They're getting their samples from 15 different sewage facilities across the state. Late last week, they sequenced a sample with traces of the omicron variant.
"We currently monitor at 10 different wastewater locations in the Bay Area and at five sites in the Central Valley and Southern California. At one of the Bay Area sites and one of the Southern California sites, we have detected the potential presence of omicron," said Nelson.
The exact location of the site weren't immediately disclosed.
The Bay Area sample was detected outside of San Francisco, suggesting this process of detection could be faster than clinical samples.
So what is the plan to find other variants?"
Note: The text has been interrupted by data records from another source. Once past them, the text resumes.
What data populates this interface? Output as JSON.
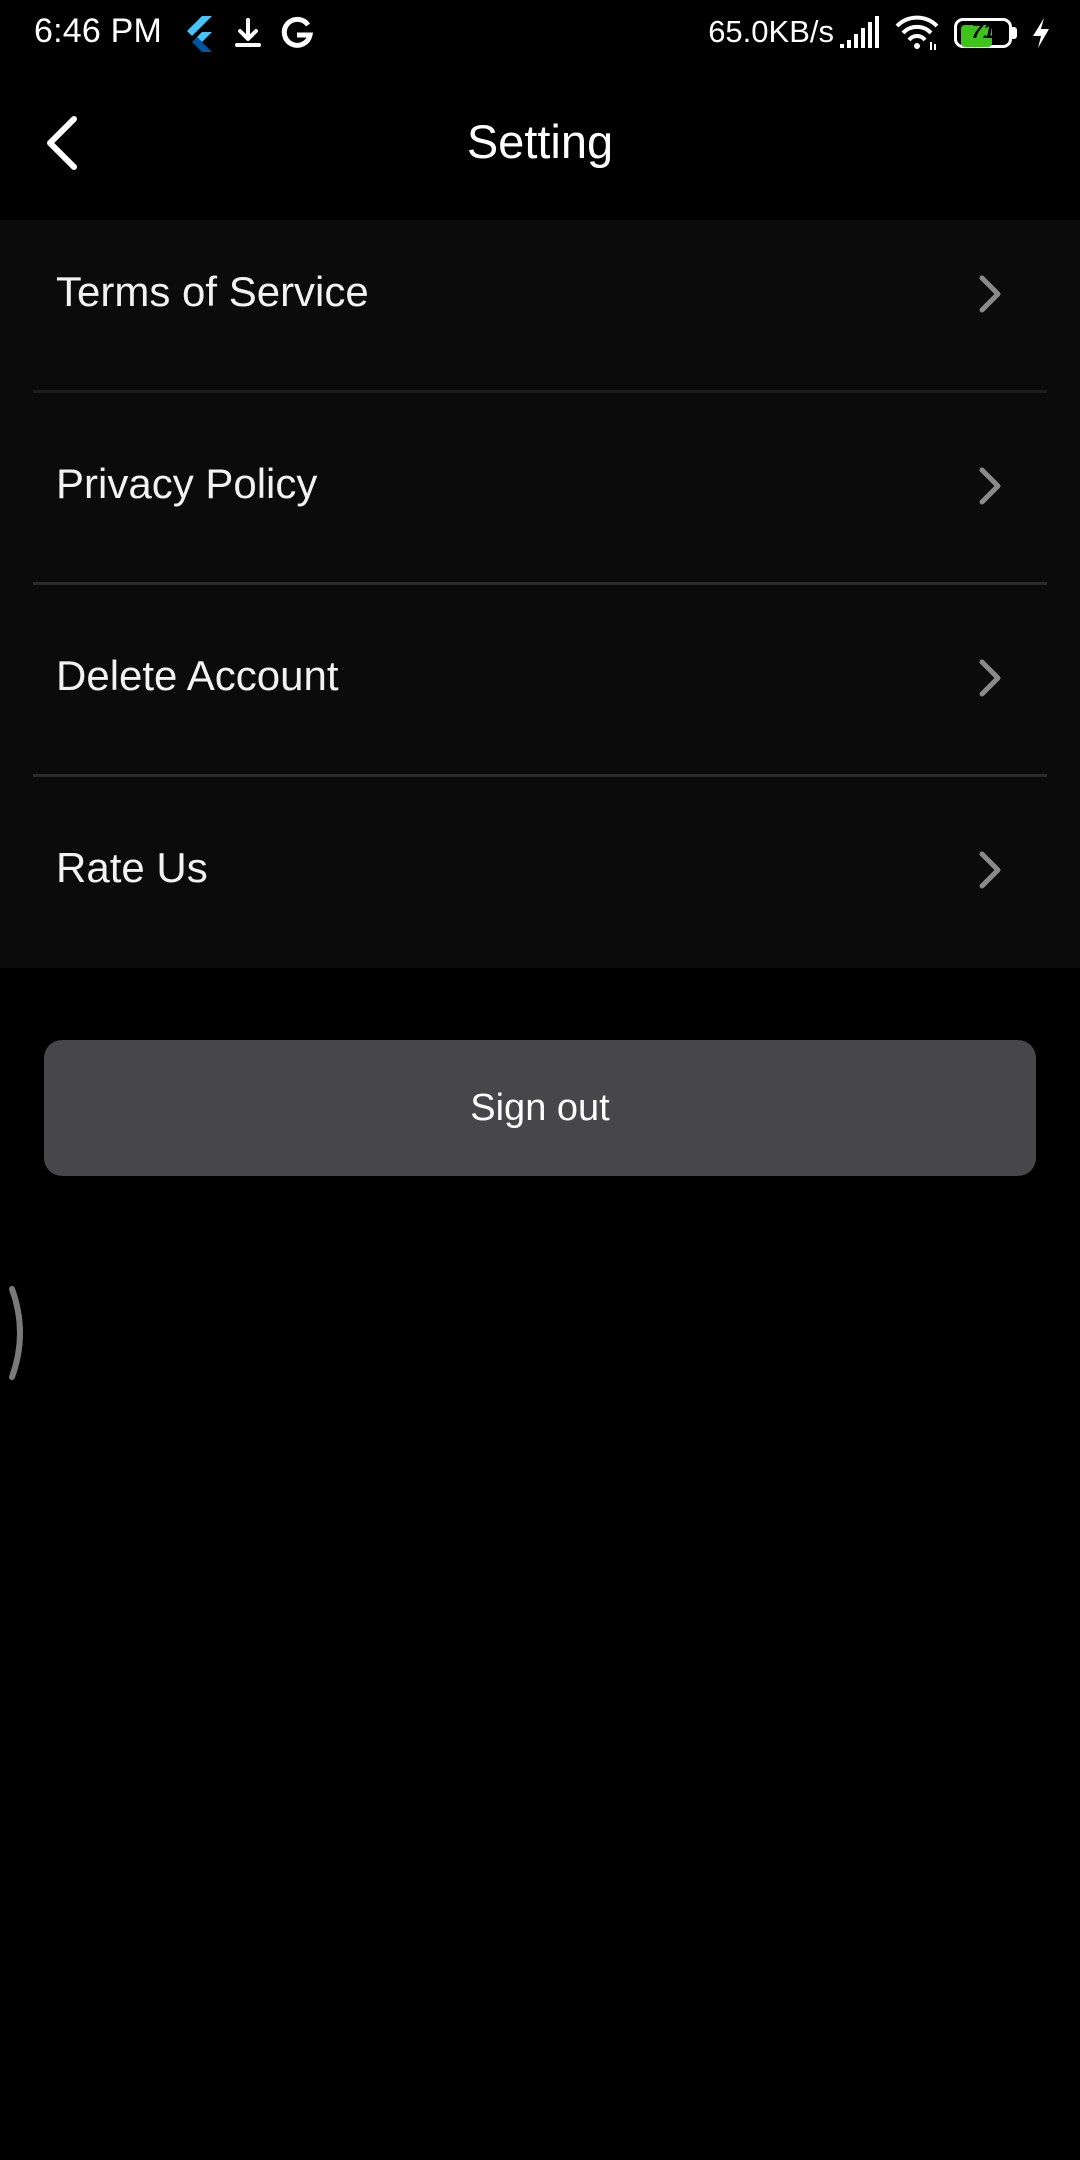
{
  "status_bar": {
    "time": "6:46 PM",
    "net_speed": "65.0KB/s",
    "battery_level": "71",
    "battery_fraction": 0.71,
    "battery_color": "#3ec21c",
    "icons": [
      "flutter-icon",
      "download-icon",
      "google-icon",
      "signal-icon",
      "wifi-icon",
      "charging-bolt-icon"
    ]
  },
  "header": {
    "title": "Setting",
    "back_icon": "chevron-left-icon"
  },
  "settings": {
    "items": [
      {
        "label": "Terms of Service",
        "icon": "chevron-right-icon"
      },
      {
        "label": "Privacy Policy",
        "icon": "chevron-right-icon"
      },
      {
        "label": "Delete Account",
        "icon": "chevron-right-icon"
      },
      {
        "label": "Rate Us",
        "icon": "chevron-right-icon"
      }
    ]
  },
  "actions": {
    "sign_out_label": "Sign out"
  },
  "colors": {
    "background": "#000000",
    "list_background": "#0b0b0b",
    "button_background": "#474749",
    "divider": "#2a2a2a",
    "chevron": "#8a8a8a"
  }
}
"In addition to looking for a specific variant with quantitative PCR, we are also sequencing the wastewater and that allows to look for any mutations that are there even new mutations that we don't know about yet," said Nelson. "It's quite possible that we can detect a new variant in the waste water that hasn't been detected in clinical samples."
The research team, known as the Sewer Coronavirus Alert Network, is working 24/7 measuring daily samples of wastewater.
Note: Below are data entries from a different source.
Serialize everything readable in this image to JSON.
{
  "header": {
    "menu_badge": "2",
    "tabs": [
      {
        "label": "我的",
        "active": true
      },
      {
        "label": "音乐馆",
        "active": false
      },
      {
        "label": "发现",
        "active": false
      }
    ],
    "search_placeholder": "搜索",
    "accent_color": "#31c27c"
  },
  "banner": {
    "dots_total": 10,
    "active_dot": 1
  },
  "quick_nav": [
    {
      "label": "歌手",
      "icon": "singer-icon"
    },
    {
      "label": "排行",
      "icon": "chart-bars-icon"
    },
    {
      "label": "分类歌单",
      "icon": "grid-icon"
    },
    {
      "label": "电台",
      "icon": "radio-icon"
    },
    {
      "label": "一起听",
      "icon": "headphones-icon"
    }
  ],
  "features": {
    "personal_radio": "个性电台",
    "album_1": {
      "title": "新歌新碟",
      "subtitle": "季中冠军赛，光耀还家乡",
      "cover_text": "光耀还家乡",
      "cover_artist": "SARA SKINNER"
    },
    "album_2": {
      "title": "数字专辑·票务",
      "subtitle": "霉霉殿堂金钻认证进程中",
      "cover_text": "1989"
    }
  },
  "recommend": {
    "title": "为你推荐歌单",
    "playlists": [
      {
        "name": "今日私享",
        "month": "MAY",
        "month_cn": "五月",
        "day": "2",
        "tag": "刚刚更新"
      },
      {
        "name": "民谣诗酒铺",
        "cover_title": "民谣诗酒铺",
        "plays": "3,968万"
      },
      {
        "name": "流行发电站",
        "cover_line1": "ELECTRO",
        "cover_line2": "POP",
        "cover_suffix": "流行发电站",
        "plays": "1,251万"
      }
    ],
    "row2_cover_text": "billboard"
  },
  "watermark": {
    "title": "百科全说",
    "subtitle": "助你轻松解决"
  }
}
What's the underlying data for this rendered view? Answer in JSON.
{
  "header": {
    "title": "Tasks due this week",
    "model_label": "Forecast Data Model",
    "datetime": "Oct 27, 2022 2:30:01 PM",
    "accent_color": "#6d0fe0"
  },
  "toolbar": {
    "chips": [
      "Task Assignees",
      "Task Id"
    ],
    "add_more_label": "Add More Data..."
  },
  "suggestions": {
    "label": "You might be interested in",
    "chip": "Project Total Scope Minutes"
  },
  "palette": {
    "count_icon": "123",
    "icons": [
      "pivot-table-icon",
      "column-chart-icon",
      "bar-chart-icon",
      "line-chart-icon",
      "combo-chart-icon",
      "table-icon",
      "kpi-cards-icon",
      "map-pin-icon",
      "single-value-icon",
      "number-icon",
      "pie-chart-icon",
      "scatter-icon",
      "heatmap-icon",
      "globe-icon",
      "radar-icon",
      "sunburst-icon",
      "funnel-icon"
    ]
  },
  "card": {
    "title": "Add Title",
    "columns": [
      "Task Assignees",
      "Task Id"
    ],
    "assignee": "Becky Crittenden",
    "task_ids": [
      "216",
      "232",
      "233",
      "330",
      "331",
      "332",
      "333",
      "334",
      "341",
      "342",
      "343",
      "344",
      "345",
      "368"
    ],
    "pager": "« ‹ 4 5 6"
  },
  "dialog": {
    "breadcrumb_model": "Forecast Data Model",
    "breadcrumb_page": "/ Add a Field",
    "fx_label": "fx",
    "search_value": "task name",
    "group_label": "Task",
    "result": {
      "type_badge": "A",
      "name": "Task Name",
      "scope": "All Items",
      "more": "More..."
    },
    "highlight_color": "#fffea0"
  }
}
Their latest findings are also pointing to a detection of omicron in multiple cities.
"We have processed over 60 samples of waste water from the Greater Bay Area. The vast majority of those have been non-detect for omicron. We had not detected it, but in three samples, two from Sacramento and one from Merced, we did detect omicron at very low levels," said Alexandria Boehm, a professor of Stanford's Department of Civil and Environmental Engineering.
Both groups are hoping early detection of variants could help prepare communities to respond before an outbreak.
"What we saw with the delta mutation in wastewater is that it just steadily increased over time, and there was this really strong increase in trend and in its concentration. So we are looking to see if we observe the same thing with the omicron mutation," said Boehm.
Both professors agree there's no risk of COVID in water.
"The virus that causes COVID-19 is very wimpy. It becomes non-infectious very quickly in the wastewater. There is no evidence to indicate that the waste water itself presents a risk for transmission," said Nelson.